suggestions for reducing this burden, to: Information Collection
Clearance Officer, Federal Aviation Administration, 10101 Hillwood
Parkway, Fort Worth, TX 76177-1524.
Authority for This Rulemaking
Title 49 of the United States Code specifies the FAA's authority to
issue rules on aviation safety. Subtitle I, section 106, describes the
authority of the FAA Administrator. Subtitle VII: Aviation Programs
describes in more detail the scope of the Agency's authority.
The FAA is issuing this rulemaking under the authority described in
Subtitle VII, Part A, Subpart III, Section 44701: General requirements.
Under that section, Congress charges the FAA with promoting safe flight

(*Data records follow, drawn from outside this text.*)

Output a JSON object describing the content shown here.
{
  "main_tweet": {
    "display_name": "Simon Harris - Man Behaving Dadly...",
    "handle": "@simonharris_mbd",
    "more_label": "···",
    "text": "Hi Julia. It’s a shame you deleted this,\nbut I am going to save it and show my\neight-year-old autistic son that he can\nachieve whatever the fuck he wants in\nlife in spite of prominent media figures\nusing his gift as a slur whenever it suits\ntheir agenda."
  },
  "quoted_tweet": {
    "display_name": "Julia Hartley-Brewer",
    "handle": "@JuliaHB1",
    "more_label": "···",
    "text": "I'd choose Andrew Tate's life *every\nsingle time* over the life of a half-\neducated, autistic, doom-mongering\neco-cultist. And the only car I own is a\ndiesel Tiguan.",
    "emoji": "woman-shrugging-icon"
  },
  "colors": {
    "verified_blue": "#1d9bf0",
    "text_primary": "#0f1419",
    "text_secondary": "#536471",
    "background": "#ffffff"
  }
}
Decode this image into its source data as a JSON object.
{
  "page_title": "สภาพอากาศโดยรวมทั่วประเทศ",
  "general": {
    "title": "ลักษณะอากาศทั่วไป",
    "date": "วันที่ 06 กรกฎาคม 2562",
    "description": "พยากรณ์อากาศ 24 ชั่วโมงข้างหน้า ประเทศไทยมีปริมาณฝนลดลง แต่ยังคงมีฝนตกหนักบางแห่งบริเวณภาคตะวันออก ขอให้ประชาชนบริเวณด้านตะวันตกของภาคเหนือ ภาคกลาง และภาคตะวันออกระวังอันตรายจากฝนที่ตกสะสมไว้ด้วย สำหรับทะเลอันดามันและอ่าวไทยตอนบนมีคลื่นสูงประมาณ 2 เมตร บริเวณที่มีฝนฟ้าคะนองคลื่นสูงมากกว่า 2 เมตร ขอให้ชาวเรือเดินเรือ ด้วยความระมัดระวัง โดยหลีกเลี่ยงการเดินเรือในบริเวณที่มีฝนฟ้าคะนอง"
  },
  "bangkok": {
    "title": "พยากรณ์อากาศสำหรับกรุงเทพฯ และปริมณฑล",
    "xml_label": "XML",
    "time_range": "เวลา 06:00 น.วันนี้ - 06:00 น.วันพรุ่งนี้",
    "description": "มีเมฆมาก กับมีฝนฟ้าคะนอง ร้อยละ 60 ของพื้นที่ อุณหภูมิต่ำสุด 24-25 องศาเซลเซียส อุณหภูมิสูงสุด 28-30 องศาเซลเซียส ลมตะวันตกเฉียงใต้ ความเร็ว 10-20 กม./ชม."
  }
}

of civil aircraft in air commerce by prescribing regulations for
practices, methods, and procedures the Administrator finds necessary
for safety in air commerce. This regulation is within the scope of that
authority because it addresses an unsafe condition that is likely to
exist or develop on products identified in this rulemaking action.
This AD will not have federalism implications under Executive Order
13132. This AD will not have a substantial direct effect on the States,
on the relationship between the national government and the States, or
on the distribution of power and responsibilities among the various
levels of government.
For the reasons discussed above, I certify that this AD:
(1) Is not a ``significant regulatory action'' under Executive
Order 12866, and
(2) Will not affect intrastate aviation in Alaska.
List of Subjects in 14 CFR Part 39
Air transportation, Aircraft, Aviation safety, Incorporation by
Accordingly, under the authority delegated to me by the
Administrator, the FAA amends 14 CFR part 39 as follows:
PART 39--AIRWORTHINESS DIRECTIVES
1. The authority citation for part 39 continues to read as follows:
Authority: 49 U.S.C. 106(g), 40113, 44701.
Sec. 39.13 [Amended]
2. The FAA amends Sec. 39.13 by adding the following new airworthiness